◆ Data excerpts
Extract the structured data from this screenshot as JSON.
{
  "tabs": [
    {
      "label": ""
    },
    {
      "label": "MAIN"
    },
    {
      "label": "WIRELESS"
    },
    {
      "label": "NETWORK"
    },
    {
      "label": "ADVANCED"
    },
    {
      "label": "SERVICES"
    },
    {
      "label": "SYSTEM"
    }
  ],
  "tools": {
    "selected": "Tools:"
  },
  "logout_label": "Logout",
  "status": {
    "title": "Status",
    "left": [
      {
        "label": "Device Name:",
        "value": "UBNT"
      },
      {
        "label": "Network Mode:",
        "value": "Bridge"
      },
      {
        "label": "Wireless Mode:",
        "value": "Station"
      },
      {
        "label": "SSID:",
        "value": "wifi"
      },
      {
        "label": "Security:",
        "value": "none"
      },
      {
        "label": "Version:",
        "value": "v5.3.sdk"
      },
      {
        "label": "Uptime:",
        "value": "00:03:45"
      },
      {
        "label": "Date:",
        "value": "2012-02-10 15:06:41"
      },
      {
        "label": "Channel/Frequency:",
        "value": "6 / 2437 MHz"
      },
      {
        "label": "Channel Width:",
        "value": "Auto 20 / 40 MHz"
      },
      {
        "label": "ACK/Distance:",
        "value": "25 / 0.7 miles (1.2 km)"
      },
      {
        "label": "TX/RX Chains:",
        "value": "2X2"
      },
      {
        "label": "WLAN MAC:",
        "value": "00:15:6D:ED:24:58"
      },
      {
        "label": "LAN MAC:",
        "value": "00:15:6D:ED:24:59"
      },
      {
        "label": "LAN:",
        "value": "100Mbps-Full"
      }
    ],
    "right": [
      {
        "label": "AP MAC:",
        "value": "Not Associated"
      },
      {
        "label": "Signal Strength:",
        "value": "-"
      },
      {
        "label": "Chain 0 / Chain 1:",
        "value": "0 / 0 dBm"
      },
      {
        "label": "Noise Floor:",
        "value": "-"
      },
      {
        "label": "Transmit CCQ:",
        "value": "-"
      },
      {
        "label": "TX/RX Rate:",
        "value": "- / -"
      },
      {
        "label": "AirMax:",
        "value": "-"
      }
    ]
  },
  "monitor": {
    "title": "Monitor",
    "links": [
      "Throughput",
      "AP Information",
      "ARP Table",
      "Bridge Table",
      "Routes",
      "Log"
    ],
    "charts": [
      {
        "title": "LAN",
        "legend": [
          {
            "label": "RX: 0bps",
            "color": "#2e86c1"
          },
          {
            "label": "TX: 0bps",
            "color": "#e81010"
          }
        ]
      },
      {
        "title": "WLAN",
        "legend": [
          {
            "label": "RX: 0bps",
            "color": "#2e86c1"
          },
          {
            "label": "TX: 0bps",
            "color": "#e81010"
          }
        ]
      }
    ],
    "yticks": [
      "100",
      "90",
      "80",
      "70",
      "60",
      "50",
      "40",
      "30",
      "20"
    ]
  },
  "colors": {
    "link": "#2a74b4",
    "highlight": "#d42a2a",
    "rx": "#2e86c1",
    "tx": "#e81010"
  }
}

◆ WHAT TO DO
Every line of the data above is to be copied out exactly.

◆ RESPONSE TO THE TASK
Extract the structured data from this screenshot as JSON.
{
  "tabs": [
    {
      "label": ""
    },
    {
      "label": "MAIN"
    },
    {
      "label": "WIRELESS"
    },
    {
      "label": "NETWORK"
    },
    {
      "label": "ADVANCED"
    },
    {
      "label": "SERVICES"
    },
    {
      "label": "SYSTEM"
    }
  ],
  "tools": {
    "selected": "Tools:"
  },
  "logout_label": "Logout",
  "status": {
    "title": "Status",
    "left": [
      {
        "label": "Device Name:",
        "value": "UBNT"
      },
      {
        "label": "Network Mode:",
        "value": "Bridge"
      },
      {
        "label": "Wireless Mode:",
        "value": "Station"
      },
      {
        "label": "SSID:",
        "value": "wifi"
      },
      {
        "label": "Security:",
        "value": "none"
      },
      {
        "label": "Version:",
        "value": "v5.3.sdk"
      },
      {
        "label": "Uptime:",
        "value": "00:03:45"
      },
      {
        "label": "Date:",
        "value": "2012-02-10 15:06:41"
      },
      {
        "label": "Channel/Frequency:",
        "value": "6 / 2437 MHz"
      },
      {
        "label": "Channel Width:",
        "value": "Auto 20 / 40 MHz"
      },
      {
        "label": "ACK/Distance:",
        "value": "25 / 0.7 miles (1.2 km)"
      },
      {
        "label": "TX/RX Chains:",
        "value": "2X2"
      },
      {
        "label": "WLAN MAC:",
        "value": "00:15:6D:ED:24:58"
      },
      {
        "label": "LAN MAC:",
        "value": "00:15:6D:ED:24:59"
      },
      {
        "label": "LAN:",
        "value": "100Mbps-Full"
      }
    ],
    "right": [
      {
        "label": "AP MAC:",
        "value": "Not Associated"
      },
      {
        "label": "Signal Strength:",
        "value": "-"
      },
      {
        "label": "Chain 0 / Chain 1:",
        "value": "0 / 0 dBm"
      },
      {
        "label": "Noise Floor:",
        "value": "-"
      },
      {
        "label": "Transmit CCQ:",
        "value": "-"
      },
      {
        "label": "TX/RX Rate:",
        "value": "- / -"
      },
      {
        "label": "AirMax:",
        "value": "-"
      }
    ]
  },
  "monitor": {
    "title": "Monitor",
    "links": [
      "Throughput",
      "AP Information",
      "ARP Table",
      "Bridge Table",
      "Routes",
      "Log"
    ],
    "charts": [
      {
        "title": "LAN",
        "legend": [
          {
            "label": "RX: 0bps",
            "color": "#2e86c1"
          },
          {
            "label": "TX: 0bps",
            "color": "#e81010"
          }
        ]
      },
      {
        "title": "WLAN",
        "legend": [
          {
            "label": "RX: 0bps",
            "color": "#2e86c1"
          },
          {
            "label": "TX: 0bps",
            "color": "#e81010"
          }
        ]
      }
    ],
    "yticks": [
      "100",
      "90",
      "80",
      "70",
      "60",
      "50",
      "40",
      "30",
      "20"
    ]
  },
  "colors": {
    "link": "#2a74b4",
    "highlight": "#d42a2a",
    "rx": "#2e86c1",
    "tx": "#e81010"
  }
}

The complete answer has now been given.